Each gigawatt reactor costs upwards of $14 billion these days. And climbing. As the increasingly useful Climopedia at Climate Central puts it: “the question on many peoples’ minds today is not what the last nuclear power plant cost, but rather what the next nuclear plant will cost to build.” And no one wants to put up a loan for a project with unknown costs. This is why utilities keep trying to get state regulators to let them hike electricity rates before they even get approval to build a new nuclear power plant; the usual sources of major infrastructure funding won’t touch these things.
While the capital and operating costs of renewables, most notably solar PV and thermal plants, keep falling, nuclear’s is on the opposite slope. In the medium and long-term, this is a fatal flaw. Yes, we could make nuclear power cheaper by loosening regulations, the environmental review process, and safety protocols, but does anyone really want to include such a plank in a re-election campaign?
Then there’s the problem of what to do with the waste. The “temporary” cooling ponds will eventually fill up and, sooner or later, someone is going to lose the NIMBY wars. From a technical and ecological point of view, this shouldn’t be difficult, but the more waste we produce, the shorter the list of suitable sites grows. So overcoming the political hurdles will only get harder if we keep producing the stuff. Reprocessing is expensive, doesn’t completely eliminate the need for disposal, and raises the specter of the third inescapable challenge: the proliferation of weapons-grade fissile material, about which nothing more needs to be said (but here’s a link anyway).
Finally, we have the problem of lost opportunity. It takes 12 or 15 years to build a nuclear plant, in part because the safety issues require careful and, as the Fukushima disaster makes clear, necessary regulatory oversight drags out the process. Solar, wind, and other renewables can be built much faster because there simply aren’t any “worst-case” scenarios to worry about. (OMG, the solar panels are dirty!) And given the need to start replacing fossil-fuels with zero-carbon alternatives within the next decade (see the countdown clock on the left-hand sidebar) if we want to avoid catastrophic climate change, we can’t afford to wait for nuclear.
To wrap up and clarify: What happened in Japan does not change these fundamentals. It may enhance them to one degree or another — increasing the regulatory scrutiny or strengthening safety protocols, thus further hiking costs. But nuclear power’s disadvantages were writ large last month and they remain so.

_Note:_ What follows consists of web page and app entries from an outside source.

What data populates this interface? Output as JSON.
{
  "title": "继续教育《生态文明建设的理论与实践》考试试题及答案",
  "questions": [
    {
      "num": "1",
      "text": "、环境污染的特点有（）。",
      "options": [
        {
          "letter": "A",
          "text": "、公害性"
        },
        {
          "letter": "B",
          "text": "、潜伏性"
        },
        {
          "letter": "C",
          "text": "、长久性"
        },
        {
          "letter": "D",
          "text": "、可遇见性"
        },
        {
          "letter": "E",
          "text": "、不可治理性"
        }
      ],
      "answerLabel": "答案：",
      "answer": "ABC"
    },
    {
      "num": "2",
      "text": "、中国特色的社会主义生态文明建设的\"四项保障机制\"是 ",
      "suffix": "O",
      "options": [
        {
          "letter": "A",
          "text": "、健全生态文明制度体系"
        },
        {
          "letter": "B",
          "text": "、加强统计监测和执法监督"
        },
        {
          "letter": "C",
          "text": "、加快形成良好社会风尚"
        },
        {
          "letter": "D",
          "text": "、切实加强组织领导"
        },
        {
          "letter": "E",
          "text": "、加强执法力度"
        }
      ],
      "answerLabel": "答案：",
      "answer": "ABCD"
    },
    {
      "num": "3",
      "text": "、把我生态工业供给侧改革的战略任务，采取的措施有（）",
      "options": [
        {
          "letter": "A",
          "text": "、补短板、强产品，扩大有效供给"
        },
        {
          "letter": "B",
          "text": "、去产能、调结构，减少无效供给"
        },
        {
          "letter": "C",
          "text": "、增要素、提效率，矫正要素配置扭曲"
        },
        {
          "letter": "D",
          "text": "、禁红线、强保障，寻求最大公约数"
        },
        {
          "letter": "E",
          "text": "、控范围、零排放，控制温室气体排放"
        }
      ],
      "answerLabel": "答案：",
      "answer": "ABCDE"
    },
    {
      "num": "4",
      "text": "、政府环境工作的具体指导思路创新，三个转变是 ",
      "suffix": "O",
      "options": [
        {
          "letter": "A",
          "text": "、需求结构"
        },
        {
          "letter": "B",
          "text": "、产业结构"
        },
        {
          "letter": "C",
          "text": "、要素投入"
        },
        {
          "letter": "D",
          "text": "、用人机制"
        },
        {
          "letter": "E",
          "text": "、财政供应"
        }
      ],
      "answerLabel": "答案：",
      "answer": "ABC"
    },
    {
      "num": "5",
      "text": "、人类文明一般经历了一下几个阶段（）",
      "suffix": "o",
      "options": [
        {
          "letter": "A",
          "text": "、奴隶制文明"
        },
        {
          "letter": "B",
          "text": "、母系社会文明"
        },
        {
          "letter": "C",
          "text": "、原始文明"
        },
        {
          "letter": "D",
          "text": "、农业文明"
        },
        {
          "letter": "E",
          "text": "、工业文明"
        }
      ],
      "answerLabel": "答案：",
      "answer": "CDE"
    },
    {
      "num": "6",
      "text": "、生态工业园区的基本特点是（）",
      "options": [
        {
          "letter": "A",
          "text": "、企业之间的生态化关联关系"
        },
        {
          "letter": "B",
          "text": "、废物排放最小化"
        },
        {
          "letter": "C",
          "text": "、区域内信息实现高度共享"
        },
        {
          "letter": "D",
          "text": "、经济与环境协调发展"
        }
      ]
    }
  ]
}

If a way can be found around any of them, by developing thorium reactors, for example, then the technology should be reevaluated honestly and dispassionately, regardless of the literal and figurative fallout from Fukushima.
For more on this vein, see Greg Laden’s thoughts.